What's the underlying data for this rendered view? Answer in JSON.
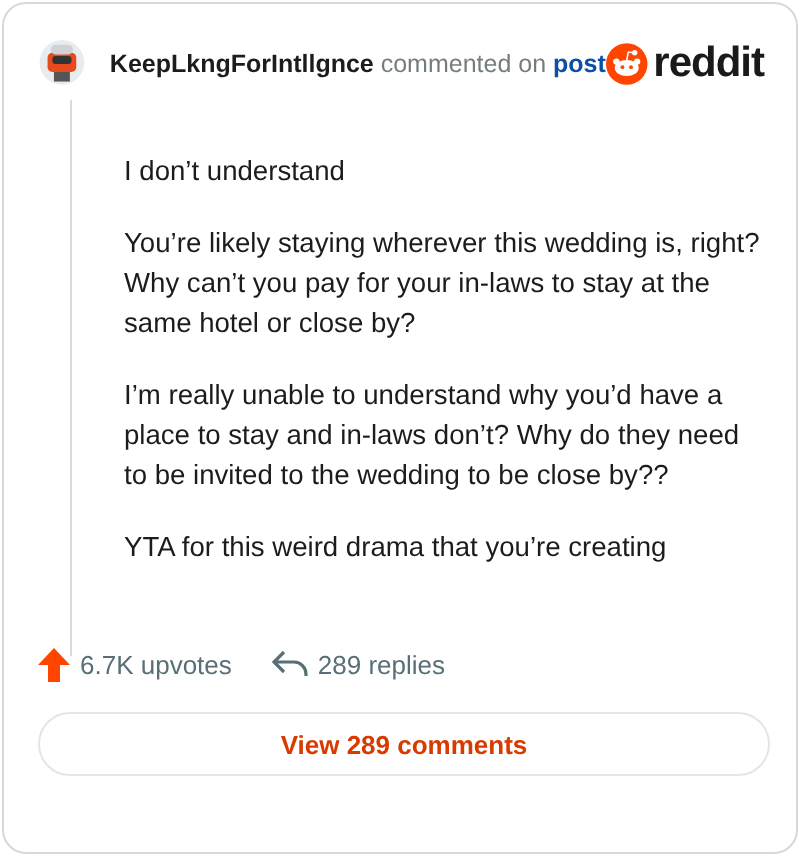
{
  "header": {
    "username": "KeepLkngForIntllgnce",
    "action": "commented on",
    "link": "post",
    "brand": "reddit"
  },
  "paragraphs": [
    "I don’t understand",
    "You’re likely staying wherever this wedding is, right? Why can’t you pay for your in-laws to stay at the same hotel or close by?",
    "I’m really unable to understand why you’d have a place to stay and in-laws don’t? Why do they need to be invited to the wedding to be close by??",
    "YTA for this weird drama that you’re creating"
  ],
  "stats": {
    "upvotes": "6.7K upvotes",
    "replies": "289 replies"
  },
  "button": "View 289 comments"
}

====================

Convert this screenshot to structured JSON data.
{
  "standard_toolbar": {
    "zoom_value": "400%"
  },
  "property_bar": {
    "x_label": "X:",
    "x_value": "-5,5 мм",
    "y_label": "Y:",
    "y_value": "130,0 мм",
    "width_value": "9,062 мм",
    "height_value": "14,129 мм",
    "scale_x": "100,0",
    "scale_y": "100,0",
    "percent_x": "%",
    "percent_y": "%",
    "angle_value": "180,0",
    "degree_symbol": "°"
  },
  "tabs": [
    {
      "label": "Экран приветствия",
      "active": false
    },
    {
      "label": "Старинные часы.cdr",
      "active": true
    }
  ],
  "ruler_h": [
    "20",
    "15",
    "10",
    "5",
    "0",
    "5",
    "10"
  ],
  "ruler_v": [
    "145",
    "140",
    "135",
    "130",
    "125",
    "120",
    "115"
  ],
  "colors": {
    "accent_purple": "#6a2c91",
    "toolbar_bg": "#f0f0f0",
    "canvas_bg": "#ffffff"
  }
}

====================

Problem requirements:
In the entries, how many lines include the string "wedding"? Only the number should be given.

Answer section:
2